| Activity |
Starting at the line with "Decode this image", retype every remaining line of the records exactly. Do not include pictures.

Start of Extracted material

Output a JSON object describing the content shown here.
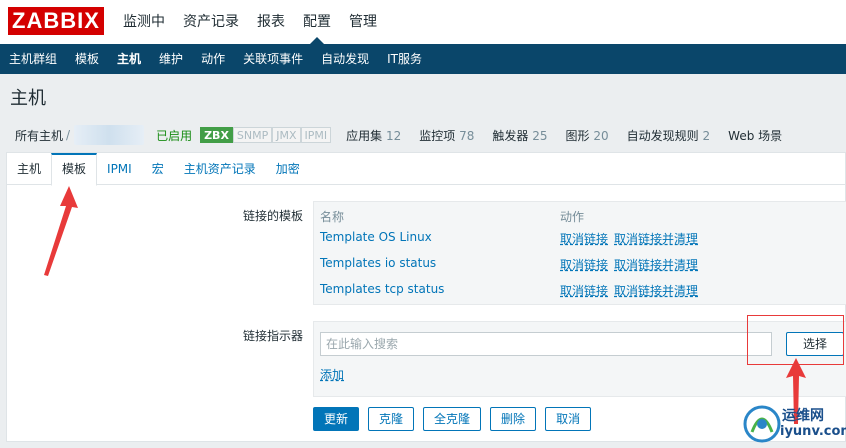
{
  "logo": "ZABBIX",
  "top_menu": [
    "监测中",
    "资产记录",
    "报表",
    "配置",
    "管理"
  ],
  "sub_menu": [
    "主机群组",
    "模板",
    "主机",
    "维护",
    "动作",
    "关联项事件",
    "自动发现",
    "IT服务"
  ],
  "page_title": "主机",
  "breadcrumb": {
    "all_hosts": "所有主机",
    "sep": "/",
    "status": "已启用",
    "availability": [
      "ZBX",
      "SNMP",
      "JMX",
      "IPMI"
    ],
    "links": [
      {
        "label": "应用集",
        "count": "12"
      },
      {
        "label": "监控项",
        "count": "78"
      },
      {
        "label": "触发器",
        "count": "25"
      },
      {
        "label": "图形",
        "count": "20"
      },
      {
        "label": "自动发现规则",
        "count": "2"
      },
      {
        "label": "Web 场景",
        "count": ""
      }
    ]
  },
  "tabs": [
    "主机",
    "模板",
    "IPMI",
    "宏",
    "主机资产记录",
    "加密"
  ],
  "form": {
    "linked_label": "链接的模板",
    "col_name": "名称",
    "col_action": "动作",
    "templates": [
      {
        "name": "Template OS Linux",
        "unlink": "取消链接",
        "unlink_clear": "取消链接并清理"
      },
      {
        "name": "Templates io status",
        "unlink": "取消链接",
        "unlink_clear": "取消链接并清理"
      },
      {
        "name": "Templates tcp status",
        "unlink": "取消链接",
        "unlink_clear": "取消链接并清理"
      }
    ],
    "link_indicator_label": "链接指示器",
    "search_placeholder": "在此输入搜索",
    "select_label": "选择",
    "add_label": "添加"
  },
  "buttons": {
    "update": "更新",
    "clone": "克隆",
    "full_clone": "全克隆",
    "delete": "删除",
    "cancel": "取消"
  },
  "watermark": {
    "line1": "运维网",
    "line2": "iyunv.com"
  },
  "colors": {
    "brand": "#d40000",
    "nav": "#0a466a",
    "link": "#0275b8",
    "annotation": "#e83a3a"
  }
}
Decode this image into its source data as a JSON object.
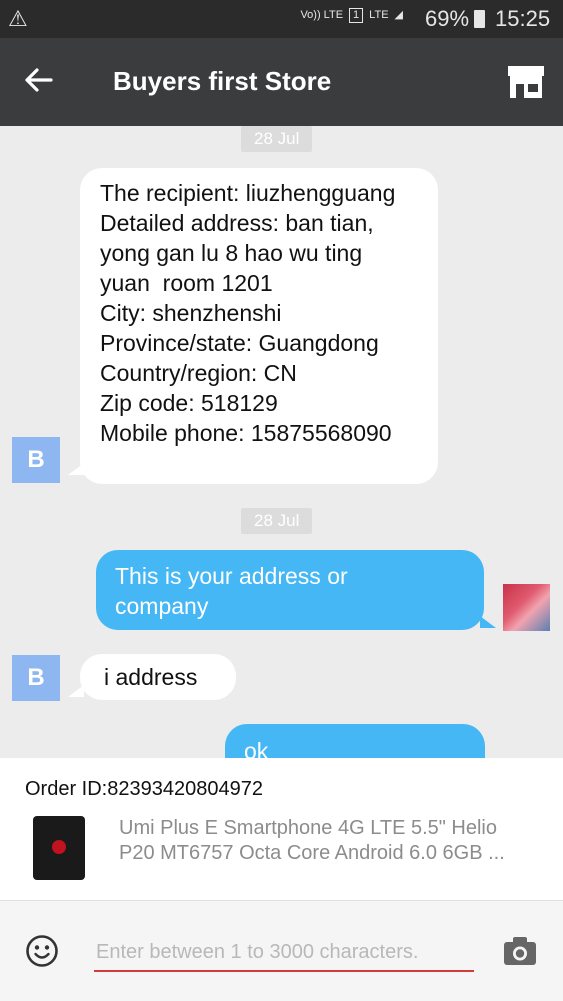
{
  "status_bar": {
    "warning_icon": "warning-icon",
    "volte_label": "Vo)) LTE",
    "sim_label": "1",
    "lte_label": "LTE",
    "battery_percent": "69%",
    "time": "15:25"
  },
  "app_bar": {
    "title": "Buyers first Store",
    "back_icon": "arrow-left-icon",
    "store_icon": "store-icon"
  },
  "chat": {
    "messages": [
      {
        "date": "28 Jul",
        "sender": "B",
        "side": "left",
        "lines": [
          "The recipient: liuzhengguang",
          "Detailed address: ban tian,",
          "yong gan lu 8 hao wu ting",
          "yuan  room 1201",
          "City: shenzhenshi",
          "Province/state: Guangdong",
          "Country/region: CN",
          "Zip code: 518129",
          "Mobile phone: 15875568090"
        ]
      },
      {
        "date": "28 Jul",
        "side": "right",
        "lines": [
          "This is your address or",
          "company"
        ]
      },
      {
        "sender": "B",
        "side": "left",
        "lines": [
          "i address"
        ]
      },
      {
        "side": "right",
        "lines": [
          "ok"
        ]
      }
    ]
  },
  "order": {
    "order_id": "Order ID:82393420804972",
    "product_lines": [
      "Umi Plus E Smartphone 4G LTE 5.5\" Helio",
      "P20 MT6757 Octa Core Android 6.0 6GB ..."
    ]
  },
  "input": {
    "placeholder": "Enter between 1 to 3000 characters.",
    "emoji_icon": "smiley-icon",
    "camera_icon": "camera-icon"
  },
  "colors": {
    "app_bar": "#3a3c3e",
    "bubble_out": "#45b7f5",
    "avatar_b": "#8eb7f2",
    "accent_underline": "#d43b3b"
  }
}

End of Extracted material

| Exercise solution |
Decode this image into its source data as a JSON object.
{
  "status_bar": {
    "warning_icon": "warning-icon",
    "volte_label": "Vo)) LTE",
    "sim_label": "1",
    "lte_label": "LTE",
    "battery_percent": "69%",
    "time": "15:25"
  },
  "app_bar": {
    "title": "Buyers first Store",
    "back_icon": "arrow-left-icon",
    "store_icon": "store-icon"
  },
  "chat": {
    "messages": [
      {
        "date": "28 Jul",
        "sender": "B",
        "side": "left",
        "lines": [
          "The recipient: liuzhengguang",
          "Detailed address: ban tian,",
          "yong gan lu 8 hao wu ting",
          "yuan  room 1201",
          "City: shenzhenshi",
          "Province/state: Guangdong",
          "Country/region: CN",
          "Zip code: 518129",
          "Mobile phone: 15875568090"
        ]
      },
      {
        "date": "28 Jul",
        "side": "right",
        "lines": [
          "This is your address or",
          "company"
        ]
      },
      {
        "sender": "B",
        "side": "left",
        "lines": [
          "i address"
        ]
      },
      {
        "side": "right",
        "lines": [
          "ok"
        ]
      }
    ]
  },
  "order": {
    "order_id": "Order ID:82393420804972",
    "product_lines": [
      "Umi Plus E Smartphone 4G LTE 5.5\" Helio",
      "P20 MT6757 Octa Core Android 6.0 6GB ..."
    ]
  },
  "input": {
    "placeholder": "Enter between 1 to 3000 characters.",
    "emoji_icon": "smiley-icon",
    "camera_icon": "camera-icon"
  },
  "colors": {
    "app_bar": "#3a3c3e",
    "bubble_out": "#45b7f5",
    "avatar_b": "#8eb7f2",
    "accent_underline": "#d43b3b"
  }
}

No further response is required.